Assignment:
Report, from the records below, every line where the word "Paulina" appears.

Input for this task:
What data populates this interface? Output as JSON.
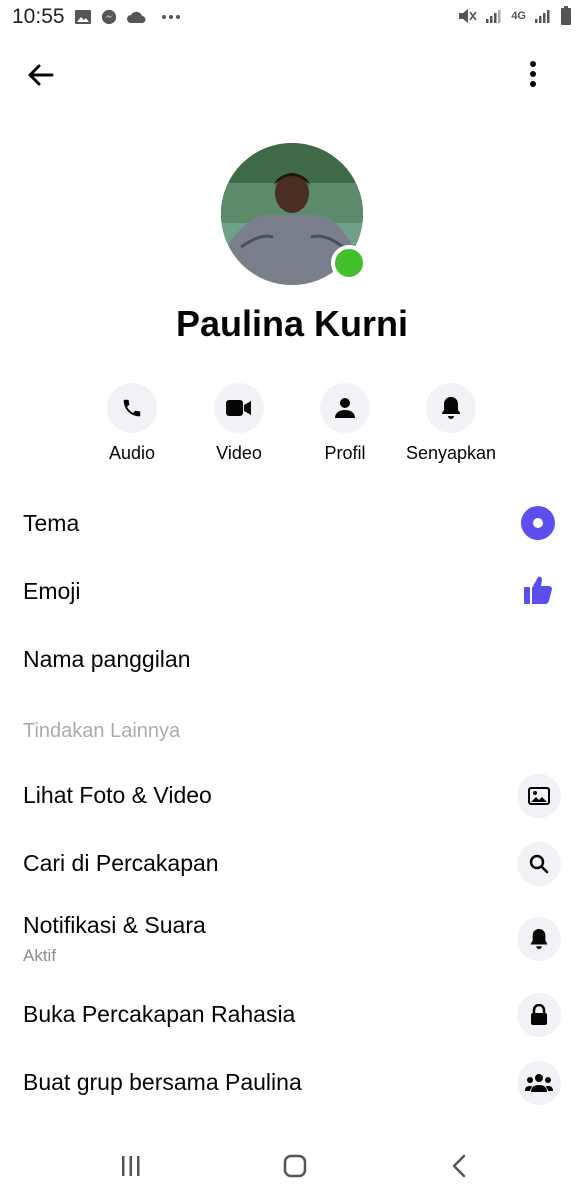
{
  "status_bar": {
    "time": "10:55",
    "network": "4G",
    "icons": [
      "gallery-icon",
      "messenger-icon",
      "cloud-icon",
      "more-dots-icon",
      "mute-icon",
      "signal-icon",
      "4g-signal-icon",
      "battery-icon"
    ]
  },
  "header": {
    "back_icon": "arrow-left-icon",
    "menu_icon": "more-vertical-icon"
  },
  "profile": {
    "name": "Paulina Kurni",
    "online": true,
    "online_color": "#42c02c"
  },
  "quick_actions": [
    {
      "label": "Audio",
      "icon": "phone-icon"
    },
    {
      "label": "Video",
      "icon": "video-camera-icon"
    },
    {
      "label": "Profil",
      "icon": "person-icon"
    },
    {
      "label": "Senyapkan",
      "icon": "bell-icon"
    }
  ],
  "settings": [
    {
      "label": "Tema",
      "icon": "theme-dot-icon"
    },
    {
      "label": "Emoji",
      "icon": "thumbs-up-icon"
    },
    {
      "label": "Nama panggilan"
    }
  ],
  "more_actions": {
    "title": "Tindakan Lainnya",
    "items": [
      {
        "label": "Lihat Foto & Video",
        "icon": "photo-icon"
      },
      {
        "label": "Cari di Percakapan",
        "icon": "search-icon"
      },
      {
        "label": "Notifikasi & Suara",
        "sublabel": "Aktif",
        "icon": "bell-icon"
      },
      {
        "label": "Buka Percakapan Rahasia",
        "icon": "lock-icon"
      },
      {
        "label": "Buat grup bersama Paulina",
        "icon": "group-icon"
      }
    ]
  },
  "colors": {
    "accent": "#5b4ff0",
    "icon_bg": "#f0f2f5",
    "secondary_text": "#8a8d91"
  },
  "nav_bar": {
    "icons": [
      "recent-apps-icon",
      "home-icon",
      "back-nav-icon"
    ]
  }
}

Written solution:
    "name": "Paulina Kurni",
        "label": "Buat grup bersama Paulina",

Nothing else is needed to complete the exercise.